Supplied material:
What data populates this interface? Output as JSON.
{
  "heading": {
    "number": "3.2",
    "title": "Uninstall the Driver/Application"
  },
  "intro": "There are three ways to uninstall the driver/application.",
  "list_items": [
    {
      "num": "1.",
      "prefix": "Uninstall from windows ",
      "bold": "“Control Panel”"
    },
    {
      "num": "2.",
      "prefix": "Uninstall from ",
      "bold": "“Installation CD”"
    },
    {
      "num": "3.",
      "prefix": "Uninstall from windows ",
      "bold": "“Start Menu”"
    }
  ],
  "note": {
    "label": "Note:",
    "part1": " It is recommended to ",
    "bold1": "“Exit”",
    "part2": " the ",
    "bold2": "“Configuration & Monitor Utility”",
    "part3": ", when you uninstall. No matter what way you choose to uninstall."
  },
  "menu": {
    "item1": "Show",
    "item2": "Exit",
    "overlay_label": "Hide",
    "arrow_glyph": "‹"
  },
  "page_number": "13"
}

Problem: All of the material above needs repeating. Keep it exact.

Answer for the task:
What data populates this interface? Output as JSON.
{
  "heading": {
    "number": "3.2",
    "title": "Uninstall the Driver/Application"
  },
  "intro": "There are three ways to uninstall the driver/application.",
  "list_items": [
    {
      "num": "1.",
      "prefix": "Uninstall from windows ",
      "bold": "“Control Panel”"
    },
    {
      "num": "2.",
      "prefix": "Uninstall from ",
      "bold": "“Installation CD”"
    },
    {
      "num": "3.",
      "prefix": "Uninstall from windows ",
      "bold": "“Start Menu”"
    }
  ],
  "note": {
    "label": "Note:",
    "part1": " It is recommended to ",
    "bold1": "“Exit”",
    "part2": " the ",
    "bold2": "“Configuration & Monitor Utility”",
    "part3": ", when you uninstall. No matter what way you choose to uninstall."
  },
  "menu": {
    "item1": "Show",
    "item2": "Exit",
    "overlay_label": "Hide",
    "arrow_glyph": "‹"
  },
  "page_number": "13"
}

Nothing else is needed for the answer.